> [What you will do] Provide a verbatim copy of the data below.

*** Source material ***

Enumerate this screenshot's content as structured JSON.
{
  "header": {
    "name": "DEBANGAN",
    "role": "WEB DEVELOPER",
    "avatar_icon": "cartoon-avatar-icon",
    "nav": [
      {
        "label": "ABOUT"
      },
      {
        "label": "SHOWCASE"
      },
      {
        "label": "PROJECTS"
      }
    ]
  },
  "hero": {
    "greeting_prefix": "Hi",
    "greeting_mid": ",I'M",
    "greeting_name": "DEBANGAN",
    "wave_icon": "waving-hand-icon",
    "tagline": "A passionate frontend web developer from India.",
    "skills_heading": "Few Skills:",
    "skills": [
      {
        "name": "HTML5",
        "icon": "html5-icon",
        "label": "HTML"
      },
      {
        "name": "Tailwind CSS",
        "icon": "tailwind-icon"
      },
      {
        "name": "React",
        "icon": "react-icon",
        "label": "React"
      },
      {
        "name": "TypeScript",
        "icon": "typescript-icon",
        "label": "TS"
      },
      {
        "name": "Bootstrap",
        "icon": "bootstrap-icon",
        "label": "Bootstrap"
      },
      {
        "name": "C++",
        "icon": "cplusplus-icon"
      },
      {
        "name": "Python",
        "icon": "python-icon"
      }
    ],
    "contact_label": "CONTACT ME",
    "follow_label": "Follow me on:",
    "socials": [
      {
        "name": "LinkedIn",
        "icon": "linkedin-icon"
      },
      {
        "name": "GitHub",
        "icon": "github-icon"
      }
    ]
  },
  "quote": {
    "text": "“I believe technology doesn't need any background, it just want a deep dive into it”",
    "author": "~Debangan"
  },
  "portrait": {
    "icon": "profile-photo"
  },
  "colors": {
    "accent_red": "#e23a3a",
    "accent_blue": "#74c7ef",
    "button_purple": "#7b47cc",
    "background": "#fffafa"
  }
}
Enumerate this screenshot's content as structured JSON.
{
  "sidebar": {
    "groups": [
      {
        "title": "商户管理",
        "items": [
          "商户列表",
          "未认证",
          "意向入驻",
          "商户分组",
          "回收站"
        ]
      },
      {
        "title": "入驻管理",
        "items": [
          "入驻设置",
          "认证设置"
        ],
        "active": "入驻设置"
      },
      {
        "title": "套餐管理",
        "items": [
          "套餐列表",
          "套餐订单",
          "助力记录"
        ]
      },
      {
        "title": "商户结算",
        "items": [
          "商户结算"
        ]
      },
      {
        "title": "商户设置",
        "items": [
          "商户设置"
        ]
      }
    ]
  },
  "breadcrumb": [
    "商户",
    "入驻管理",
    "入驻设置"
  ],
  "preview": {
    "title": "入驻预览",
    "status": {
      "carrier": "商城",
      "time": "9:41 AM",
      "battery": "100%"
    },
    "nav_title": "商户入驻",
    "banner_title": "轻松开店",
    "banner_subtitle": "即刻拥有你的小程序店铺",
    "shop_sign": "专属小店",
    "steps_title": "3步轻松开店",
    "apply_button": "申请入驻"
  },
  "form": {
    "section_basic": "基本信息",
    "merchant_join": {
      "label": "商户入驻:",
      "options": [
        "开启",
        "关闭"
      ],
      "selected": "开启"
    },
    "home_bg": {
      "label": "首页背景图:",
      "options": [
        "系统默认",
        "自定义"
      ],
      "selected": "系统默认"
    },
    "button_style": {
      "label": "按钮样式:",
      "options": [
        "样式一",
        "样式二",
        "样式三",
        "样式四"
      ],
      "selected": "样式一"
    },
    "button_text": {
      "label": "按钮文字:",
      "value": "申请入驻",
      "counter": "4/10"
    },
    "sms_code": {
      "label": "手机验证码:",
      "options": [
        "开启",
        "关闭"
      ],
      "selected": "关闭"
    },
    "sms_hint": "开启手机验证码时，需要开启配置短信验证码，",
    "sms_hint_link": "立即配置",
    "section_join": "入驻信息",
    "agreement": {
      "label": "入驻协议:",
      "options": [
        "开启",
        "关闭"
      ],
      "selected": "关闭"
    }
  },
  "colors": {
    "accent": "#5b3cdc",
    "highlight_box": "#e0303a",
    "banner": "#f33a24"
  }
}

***

> [Task answer]
Enumerate this screenshot's content as structured JSON.
{
  "header": {
    "name": "DEBANGAN",
    "role": "WEB DEVELOPER",
    "avatar_icon": "cartoon-avatar-icon",
    "nav": [
      {
        "label": "ABOUT"
      },
      {
        "label": "SHOWCASE"
      },
      {
        "label": "PROJECTS"
      }
    ]
  },
  "hero": {
    "greeting_prefix": "Hi",
    "greeting_mid": ",I'M",
    "greeting_name": "DEBANGAN",
    "wave_icon": "waving-hand-icon",
    "tagline": "A passionate frontend web developer from India.",
    "skills_heading": "Few Skills:",
    "skills": [
      {
        "name": "HTML5",
        "icon": "html5-icon",
        "label": "HTML"
      },
      {
        "name": "Tailwind CSS",
        "icon": "tailwind-icon"
      },
      {
        "name": "React",
        "icon": "react-icon",
        "label": "React"
      },
      {
        "name": "TypeScript",
        "icon": "typescript-icon",
        "label": "TS"
      },
      {
        "name": "Bootstrap",
        "icon": "bootstrap-icon",
        "label": "Bootstrap"
      },
      {
        "name": "C++",
        "icon": "cplusplus-icon"
      },
      {
        "name": "Python",
        "icon": "python-icon"
      }
    ],
    "contact_label": "CONTACT ME",
    "follow_label": "Follow me on:",
    "socials": [
      {
        "name": "LinkedIn",
        "icon": "linkedin-icon"
      },
      {
        "name": "GitHub",
        "icon": "github-icon"
      }
    ]
  },
  "quote": {
    "text": "“I believe technology doesn't need any background, it just want a deep dive into it”",
    "author": "~Debangan"
  },
  "portrait": {
    "icon": "profile-photo"
  },
  "colors": {
    "accent_red": "#e23a3a",
    "accent_blue": "#74c7ef",
    "button_purple": "#7b47cc",
    "background": "#fffafa"
  }
}
Enumerate this screenshot's content as structured JSON.
{
  "sidebar": {
    "groups": [
      {
        "title": "商户管理",
        "items": [
          "商户列表",
          "未认证",
          "意向入驻",
          "商户分组",
          "回收站"
        ]
      },
      {
        "title": "入驻管理",
        "items": [
          "入驻设置",
          "认证设置"
        ],
        "active": "入驻设置"
      },
      {
        "title": "套餐管理",
        "items": [
          "套餐列表",
          "套餐订单",
          "助力记录"
        ]
      },
      {
        "title": "商户结算",
        "items": [
          "商户结算"
        ]
      },
      {
        "title": "商户设置",
        "items": [
          "商户设置"
        ]
      }
    ]
  },
  "breadcrumb": [
    "商户",
    "入驻管理",
    "入驻设置"
  ],
  "preview": {
    "title": "入驻预览",
    "status": {
      "carrier": "商城",
      "time": "9:41 AM",
      "battery": "100%"
    },
    "nav_title": "商户入驻",
    "banner_title": "轻松开店",
    "banner_subtitle": "即刻拥有你的小程序店铺",
    "shop_sign": "专属小店",
    "steps_title": "3步轻松开店",
    "apply_button": "申请入驻"
  },
  "form": {
    "section_basic": "基本信息",
    "merchant_join": {
      "label": "商户入驻:",
      "options": [
        "开启",
        "关闭"
      ],
      "selected": "开启"
    },
    "home_bg": {
      "label": "首页背景图:",
      "options": [
        "系统默认",
        "自定义"
      ],
      "selected": "系统默认"
    },
    "button_style": {
      "label": "按钮样式:",
      "options": [
        "样式一",
        "样式二",
        "样式三",
        "样式四"
      ],
      "selected": "样式一"
    },
    "button_text": {
      "label": "按钮文字:",
      "value": "申请入驻",
      "counter": "4/10"
    },
    "sms_code": {
      "label": "手机验证码:",
      "options": [
        "开启",
        "关闭"
      ],
      "selected": "关闭"
    },
    "sms_hint": "开启手机验证码时，需要开启配置短信验证码，",
    "sms_hint_link": "立即配置",
    "section_join": "入驻信息",
    "agreement": {
      "label": "入驻协议:",
      "options": [
        "开启",
        "关闭"
      ],
      "selected": "关闭"
    }
  },
  "colors": {
    "accent": "#5b3cdc",
    "highlight_box": "#e0303a",
    "banner": "#f33a24"
  }
}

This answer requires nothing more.